Anonymous More than 1 year ago
James Weldon Johnson is one of the most important black people who is rarely ever discussed. Although this book was fiction and not autobiographical, it is a very good look into the life of a black man who could pass for white and how he dealt with both realities which ultimately leads him to choose one although in a somewhat conflicted fashion. It a great short read that leaves you desiring to explore more about the protagonist. I highly recommend it to anyone who wants a glimpse into the black experience and the conflicting aspects of our existence in the great american landscape.
Guest More than 1 year ago
Though the concept of this book may not seem overly exciting to some, it really is a great story. The continuous action in the book makes for a quick and painless read. Johnson¿s narrator illustrates the ¿race question¿ in a way that many people have failed to understand. In that sense, the ideas and themes portrayed in this book, though intended for an early 1900¿s audience, still apply to today¿s society (though not in the same way as they did in the past). Anyone with a passion for history, an interest in civil rights, or simply an interest in the African-American culture can appreciate the story, theme, and historical value of The Autobiography of an Ex-Coloured Man.
Guest More than 1 year ago
This book was well crafted, entertaining, and above all, educational.
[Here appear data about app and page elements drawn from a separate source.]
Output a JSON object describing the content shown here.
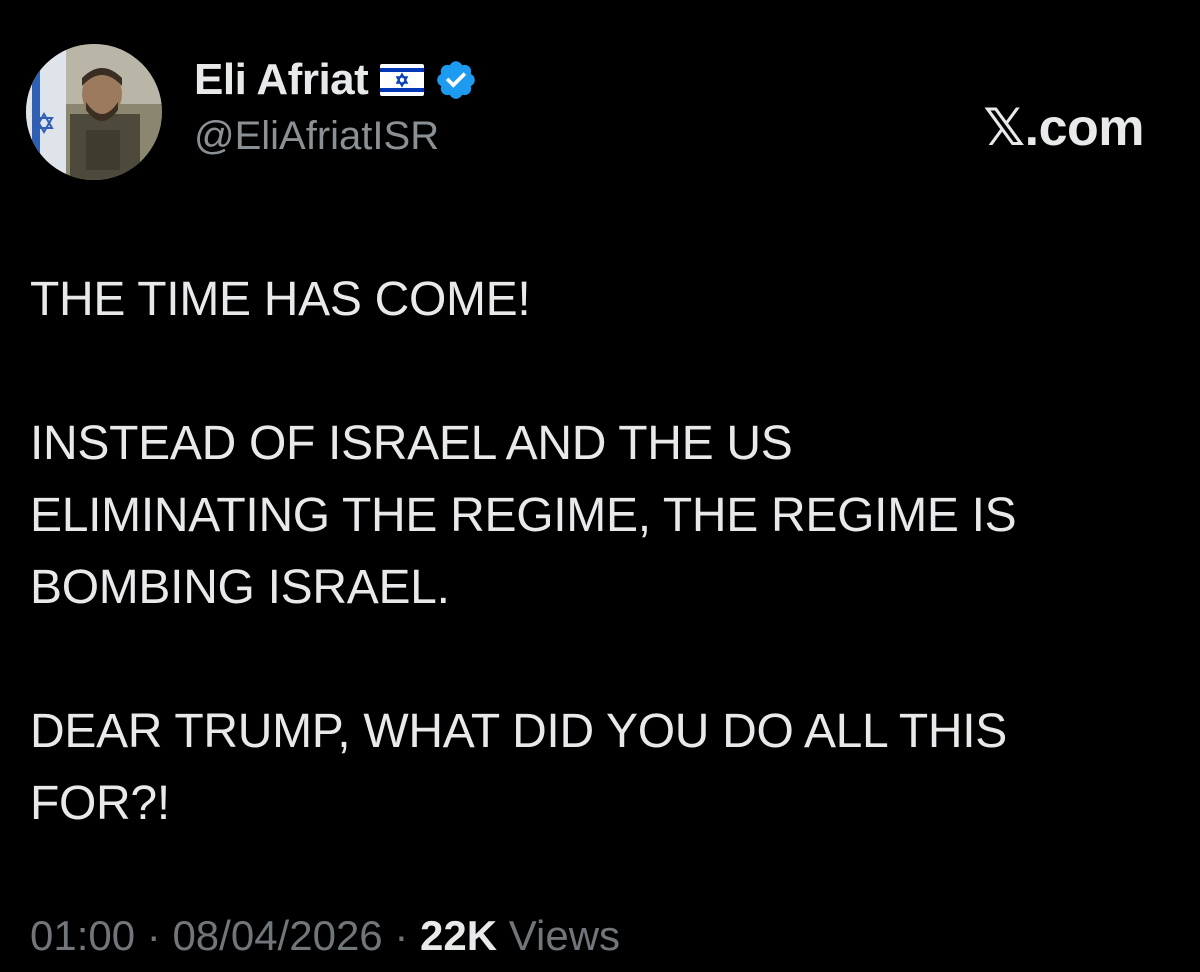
{
  "author": {
    "display_name": "Eli Afriat",
    "handle": "@EliAfriatISR"
  },
  "site_logo": "𝕏.com",
  "tweet": {
    "paragraphs": [
      [
        "THE TIME HAS COME!"
      ],
      [
        "INSTEAD OF ISRAEL AND THE US",
        "ELIMINATING THE REGIME, THE REGIME IS",
        "BOMBING ISRAEL."
      ],
      [
        "DEAR TRUMP, WHAT DID YOU DO ALL THIS",
        "FOR?!"
      ]
    ]
  },
  "meta": {
    "time": "01:00",
    "separator": "·",
    "date": "08/04/2026",
    "views_count": "22K",
    "views_label": "Views"
  },
  "icons": {
    "flag": "israel-flag-icon",
    "verified": "verified-badge-icon"
  },
  "colors": {
    "background": "#000000",
    "text": "#e7e9ea",
    "muted": "#71767b",
    "verified": "#1d9bf0",
    "flag_blue": "#0038b8"
  }
}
It taught me a great deal about the civil rights movement, but also provided a new outlook on life in general. I would highly recommend it to anyone--black, white, yellow, pink, or purple. This book is about human nature, therefore everyone can grow a great deal by studying it.
toniFMAMTC 8 months ago
This isn’t the usual historical biography from a black man. He’s able to pass as black or white and has a privileged upbringing. He has a unique perspective of just being a man during the times of segregation.
Anonymous More than 1 year ago
I don't think I would have liked James very much if we had met. He even admits that he was an arrogant person. He admits that he was such. He accomplished great thinhs only after being humbled a little. I'm not saying he didn't contribute to the world as we know it today. I'm just saying that I understand why people keep their private lives seperate from their business lives!
Anonymous More than 1 year ago
Anonymous More than 1 year ago
Guest More than 1 year ago
This book is one of the best Harlem Renaissance pieces of literature I have ever read. The mixture of narrative and social commentary on the race question gives the book depth and meaning beyond a simple story. The interesting title is backed up by an interesting novel.
Guest More than 1 year ago
The Autobiography of an Ex-Colored Man was an excellent read and quite thought provoking. I rarely find books that I'm willing to read twice but I would read this book over and over again. In my opinion Johnson's one of the best classic writer's of his time. He writes with a brillance, which was way ahead of his time. He protrays a message that outlines the answer for the race question for both Black & White. He's a great inspiration to enhance the dream searcher. Most of all he gave me hope.
Anonymous More than 1 year ago
GREAT PLOTLINE AND INTREGING TITLE THE FACT THAT U CAN PROVOKE YOUR SOCIAL STATUS IS A THOUGHT PROVOKING CONCEPT A DISOBEDIENCE TO YOUR "RACE" YET BY DOING SO U STAND UP FOR IT AND YOURSELF GIVING YOUR PEOPLE THE FREEDOM OF EQUALITY